I’ve been dating my husband for about five and half years now, and, in that time I have tried to lean on my own strength and have tried to “be perfect” – psh! whatever that means!?! The sentiment was sweet at first and everyone loved that I never rocked the boat. I didn’t want to do anything that might be construed as manipulative or needy. I didn’t want to take my husband’s attention away from his kids in any way. I didn’t want to do or say anything to upset his ex-wife. In essence, I wore myself out trying to tiptoe through the minefield. I have spent too many of they past years looking, not for what I could do, but instead boxing myself in with all the can’t dos. I can remember thinking, “I can’t stand up for myself to my husband’s ex because that’s not respectful. I can’t make my dreams and desires known to my husband, because, in order to help me reach them, that might take some of his time away from his children and that would be unforgivable.” And, what my family got from me was a timid quiet shell of a person.
And then, I woke up one day and realized that I couldn’t live like that anymore. I realized that in an effort to be perfect for everyone else, I had lost a part of my own spirit and I had let a bitter seed grow in my heart. I realized I could not and would not live any more days trapped in that cycle. Although that girl didn’t make waves, that kind of person didn’t bring her full self to her family either. The Lord has not called me to life a fear and timidity but, instead, to one of power, love and self-discipline. I realized somewhere along the way I had bottled up every emotion and frustration and had indeed become the victim, not because of anyone else, but instead because I had been believing a lie that my family didn’t need or want the whole version of me, and that is a shame. No one else made me feel this way, I did it to myself. I have decided its time to stop shying away from things out of fear, but instead to truly take my place in my family.
This begs the question – what is a stepmom’s place and voice in a blended family? And better yet, do you have even have one? The answer, my friends, is yes – no matter who tries to tell you differently. I urge you, do not listen to the lies of the enemy, but instead seek out the voice of truth.
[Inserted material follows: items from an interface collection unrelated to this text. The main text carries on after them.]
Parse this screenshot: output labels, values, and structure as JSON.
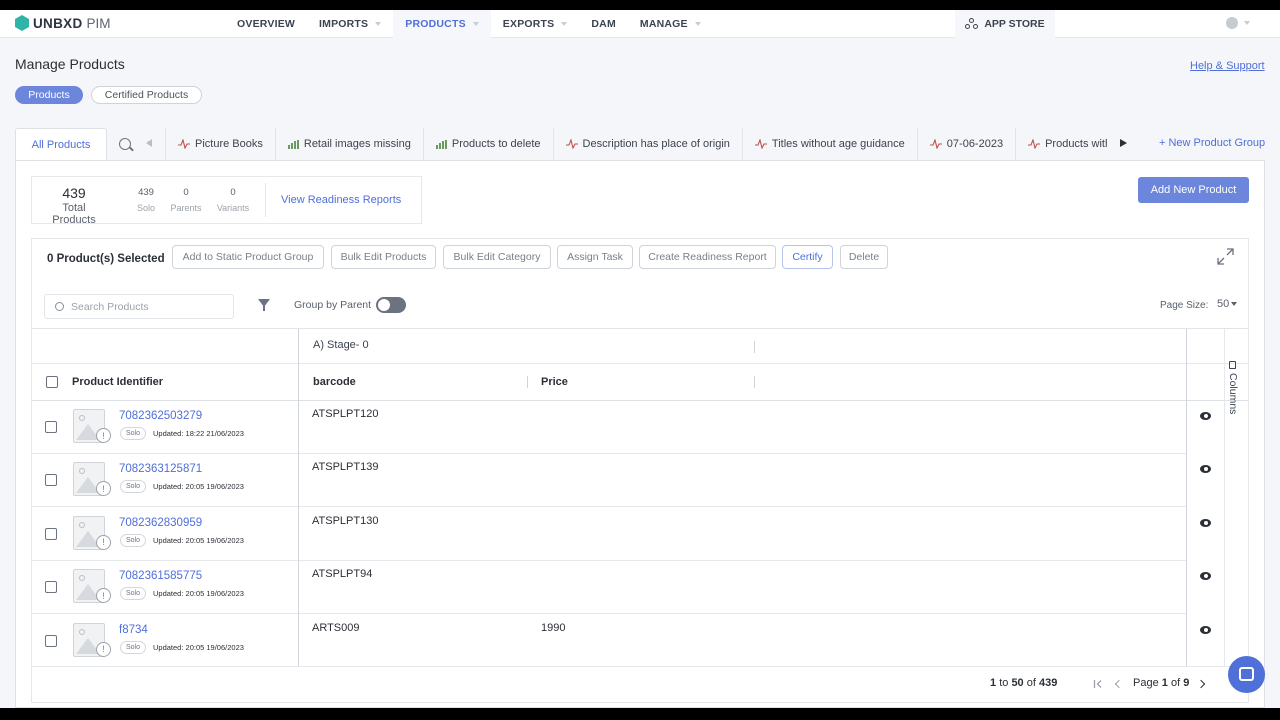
{
  "app": {
    "brand": "UNBXD",
    "product": "PIM"
  },
  "nav": {
    "items": [
      {
        "label": "OVERVIEW",
        "caret": false,
        "active": false
      },
      {
        "label": "IMPORTS",
        "caret": true,
        "active": false
      },
      {
        "label": "PRODUCTS",
        "caret": true,
        "active": true
      },
      {
        "label": "EXPORTS",
        "caret": true,
        "active": false
      },
      {
        "label": "DAM",
        "caret": false,
        "active": false
      },
      {
        "label": "MANAGE",
        "caret": true,
        "active": false
      }
    ],
    "app_store": "APP STORE"
  },
  "page": {
    "title": "Manage Products",
    "help_link": "Help & Support"
  },
  "view_pills": {
    "products": "Products",
    "certified": "Certified Products"
  },
  "group_tabs": {
    "all": "All Products",
    "items": [
      {
        "label": "Picture Books",
        "icon": "pulse"
      },
      {
        "label": "Retail images missing",
        "icon": "bars"
      },
      {
        "label": "Products to delete",
        "icon": "bars"
      },
      {
        "label": "Description has place of origin",
        "icon": "pulse"
      },
      {
        "label": "Titles without age guidance",
        "icon": "pulse"
      },
      {
        "label": "07-06-2023",
        "icon": "pulse"
      },
      {
        "label": "Products with r",
        "icon": "pulse"
      }
    ],
    "new_group": "+ New Product Group"
  },
  "stats": {
    "total_value": "439",
    "total_label": "Total Products",
    "solo_value": "439",
    "solo_label": "Solo",
    "parents_value": "0",
    "parents_label": "Parents",
    "variants_value": "0",
    "variants_label": "Variants",
    "readiness_link": "View Readiness Reports"
  },
  "add_new_button": "Add New Product",
  "actions": {
    "selected": "0 Product(s) Selected",
    "add_static": "Add to Static Product Group",
    "bulk_edit_products": "Bulk Edit Products",
    "bulk_edit_category": "Bulk Edit Category",
    "assign_task": "Assign Task",
    "create_readiness": "Create Readiness Report",
    "certify": "Certify",
    "delete": "Delete"
  },
  "search": {
    "placeholder": "Search Products",
    "value": ""
  },
  "group_by_parent": {
    "label": "Group by Parent",
    "on": false
  },
  "page_size": {
    "label": "Page Size:",
    "value": "50"
  },
  "grid": {
    "group_header": "A) Stage- 0",
    "columns": {
      "identifier": "Product Identifier",
      "barcode": "barcode",
      "price": "Price"
    },
    "columns_panel": "Columns",
    "rows": [
      {
        "id": "7082362503279",
        "badge": "Solo",
        "updated": "Updated: 18:22 21/06/2023",
        "barcode": "ATSPLPT120",
        "price": ""
      },
      {
        "id": "7082363125871",
        "badge": "Solo",
        "updated": "Updated: 20:05 19/06/2023",
        "barcode": "ATSPLPT139",
        "price": ""
      },
      {
        "id": "7082362830959",
        "badge": "Solo",
        "updated": "Updated: 20:05 19/06/2023",
        "barcode": "ATSPLPT130",
        "price": ""
      },
      {
        "id": "7082361585775",
        "badge": "Solo",
        "updated": "Updated: 20:05 19/06/2023",
        "barcode": "ATSPLPT94",
        "price": ""
      },
      {
        "id": "f8734",
        "badge": "Solo",
        "updated": "Updated: 20:05 19/06/2023",
        "barcode": "ARTS009",
        "price": "1990"
      }
    ]
  },
  "pagination": {
    "from": "1",
    "to_word": "to",
    "to": "50",
    "of_word": "of",
    "total": "439",
    "page_word": "Page",
    "page": "1",
    "pages": "9"
  },
  "colors": {
    "accent": "#4f6fd9",
    "button": "#6c86dc",
    "logo": "#2fb5a8"
  }
}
The truth is, beyond all the stereotypes and the dynamics of your relationship with your stepchildren, you husband or the ex-wife, you are a person who thinks and feels and you are just as much a part of the family as anyone else. The truth is, you speak directly into the lives of your husband and your stepchildren. The truth is, your words are powerful and with that power comes responsibility. Remember, Proverbs 18:21 says, “Death and life are in the power of the tongue, and those who love it will eat its fruits.” Proverbs 15:1 also says, “A gentle answer turns away wrath, but a harsh word stirs up anger.”
You CAN use your voice. You CAN make a difference. You CAN have a place in your family. You might feel like the little engine that could, just struggling to get up the hill, but you CAN make it. However, do not let the fact that you can give way to a place of pride. You shouldn’t use your voice to shout, condemn or belittle those around you. You shouldn’t let the fact that you do have a place in your family cause you to swell with pride and sling mud to those who persecute you. In Matthew 12:36-37, Jesus heeds, “But I say unto you, That every idle word that men shall speak, they shall give account thereof in the day of judgment. For by thy words thou shalt be justified, and by thy words thou shalt be condemned.” Do not use your voice as a weapon but instead as a tool of discernment and grace. There is a time for raising your voice without fear or trepidation, and what you have to say might stir frustration and growing pains (like how your muscles rebel when you work them and they’re not used to it), but you should never use your words with the intention to hurt or condemn.
No one enters a marriage or a blended family as a silent partner. You can have a voice and you can have the boldness of a lion and still be as gentle as a lamb.